── Dataset content ──

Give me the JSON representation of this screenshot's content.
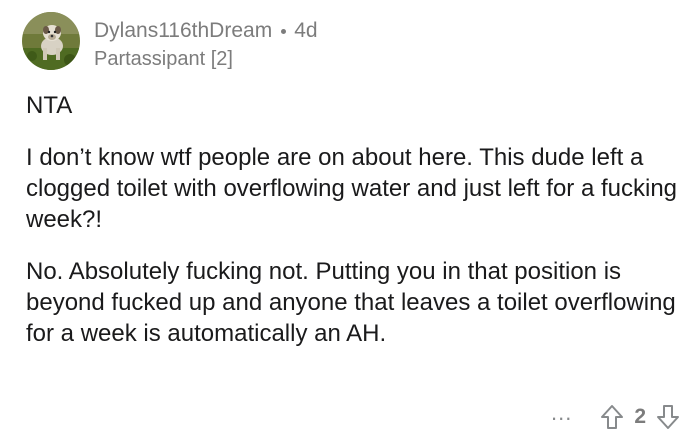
{
  "comment": {
    "username": "Dylans116thDream",
    "age": "4d",
    "flair": "Partassipant [2]",
    "paragraphs": [
      "NTA",
      "I don’t know wtf people are on about here. This dude left a clogged toilet with overflowing water and just left for a fucking week?!",
      "No. Absolutely fucking not. Putting you in that position is beyond fucked up and anyone that leaves a toilet overflowing for a week is automatically an AH."
    ],
    "more_label": "...",
    "score": "2"
  },
  "icons": {
    "avatar": "dog-avatar-icon",
    "upvote": "upvote-arrow-icon",
    "downvote": "downvote-arrow-icon",
    "more": "more-options-icon"
  },
  "colors": {
    "text": "#1a1a1b",
    "meta": "#7c7c7c",
    "background": "#ffffff"
  }
}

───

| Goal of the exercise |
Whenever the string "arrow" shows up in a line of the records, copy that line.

| Problem solution |
    "upvote": "upvote-arrow-icon",
    "downvote": "downvote-arrow-icon",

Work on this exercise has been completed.